Until now, almost all books on logical database design focused exclusively on relational design. However, modern database management systems have added powerful features that have driven a movement away from truly normalized database design. Logical Database Design Principles reflects these recent changes. The book begins by covering traditional logical design principles, followed by an analysis of the normalizing and modeling of data. It then examines designing for specific purposes, such as object-oriented databases, online transaction processing (OLTP), and data warehouses. As the text progresses, it moves from the purely logical into some physical design, as determined by how the features of modern databases are implemented. Because this is a logical-design book, the authors attempt to make the examples database-neutral. Because various vendors implement features in different ways, this volume sometimes offers examples from a specific database management system. When necessary, it highlights a specific application, clearly demonstrating the concept being discussed.... 39, 40, 41 E Employee example constraints, 43 creating, 43, 43 dropping, 43, 43 entity relation diagram, 27a31, 28 first ... diagrams (ERDs) Extensibility, 88 F Favorite example, 60a62, 65 FDD, see Functional decomposition diagram (FDD) anbsp;...

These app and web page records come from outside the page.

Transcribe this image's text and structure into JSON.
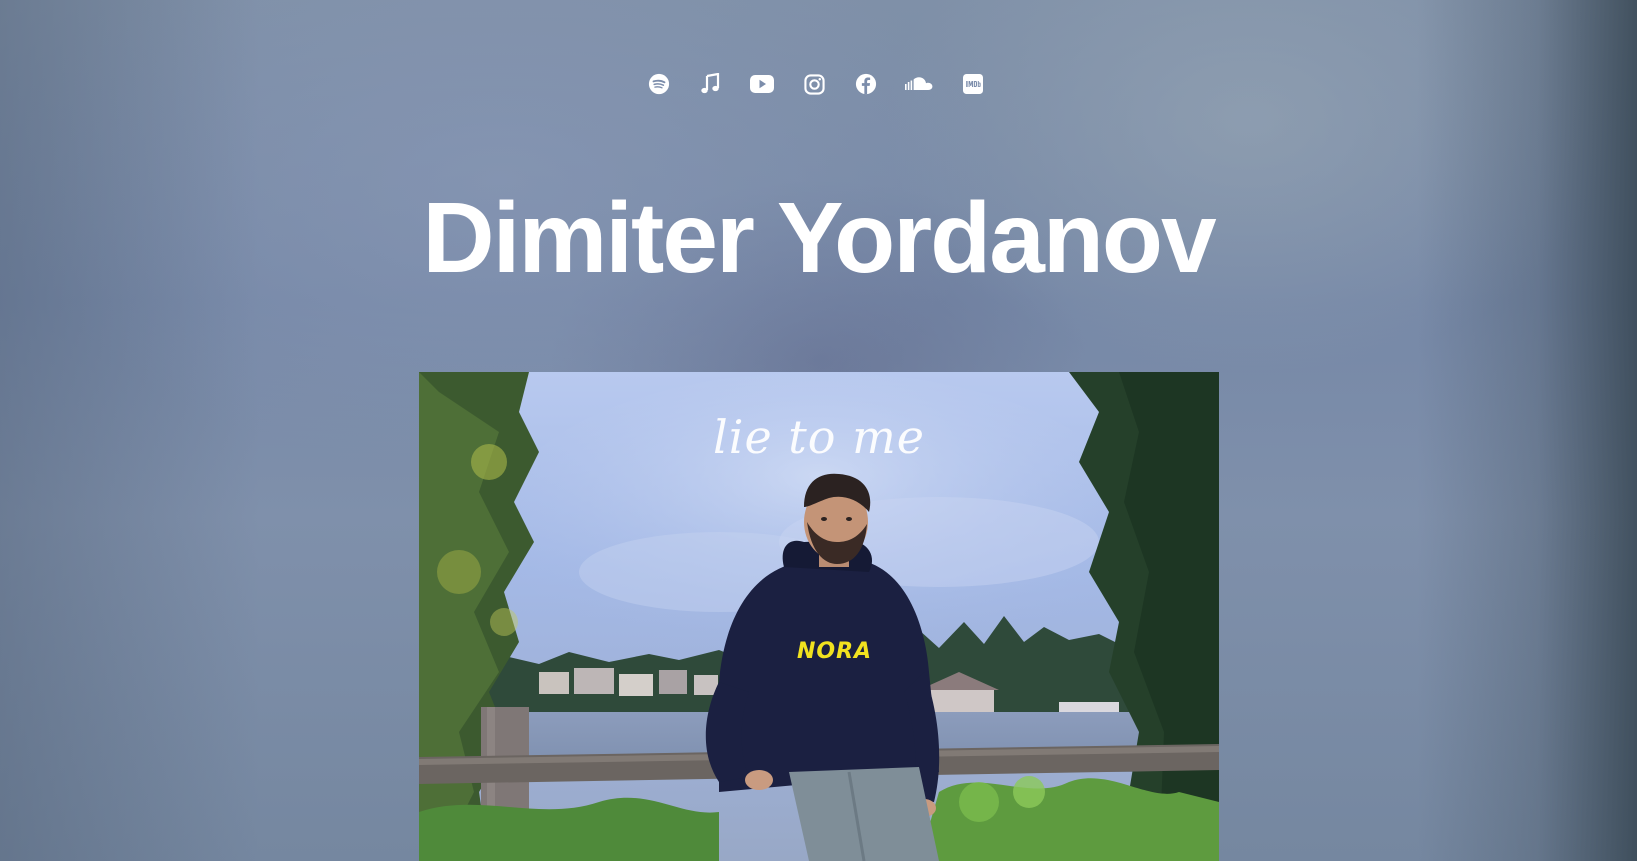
{
  "artist": {
    "name": "Dimiter Yordanov"
  },
  "social_links": [
    {
      "icon": "spotify-icon"
    },
    {
      "icon": "music-note-icon"
    },
    {
      "icon": "youtube-icon"
    },
    {
      "icon": "instagram-icon"
    },
    {
      "icon": "facebook-icon"
    },
    {
      "icon": "soundcloud-icon"
    },
    {
      "icon": "imdb-icon"
    }
  ],
  "cover": {
    "title_text": "lie to me",
    "hoodie_text": "NORA"
  },
  "colors": {
    "background": "#7d8ea6",
    "text": "#ffffff",
    "hoodie_accent": "#f1e21f"
  }
}
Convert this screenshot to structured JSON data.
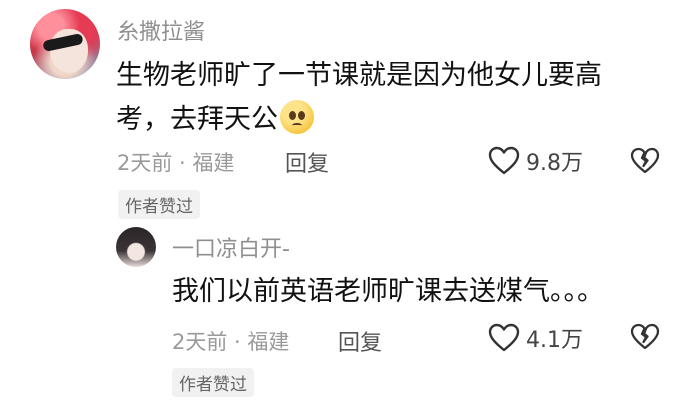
{
  "comment": {
    "username": "糸撒拉酱",
    "text": "生物老师旷了一节课就是因为他女儿要高考，去拜天公",
    "emoji": "pleading-face",
    "time_location": "2天前 · 福建",
    "reply_label": "回复",
    "likes": "9.8万",
    "author_badge": "作者赞过"
  },
  "reply": {
    "username": "一口凉白开-",
    "text": "我们以前英语老师旷课去送煤气。。。",
    "time_location": "2天前 · 福建",
    "reply_label": "回复",
    "likes": "4.1万",
    "author_badge": "作者赞过"
  },
  "colors": {
    "meta_gray": "#9a9a9a",
    "text": "#111111",
    "badge_bg": "#f1f1f1"
  }
}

|Title||:||Logical Database Design Principles|
|Author||:||John Garmany, Jeff Walker, Terry Clark|
|Publisher||:||CRC Press - 2005-05-12|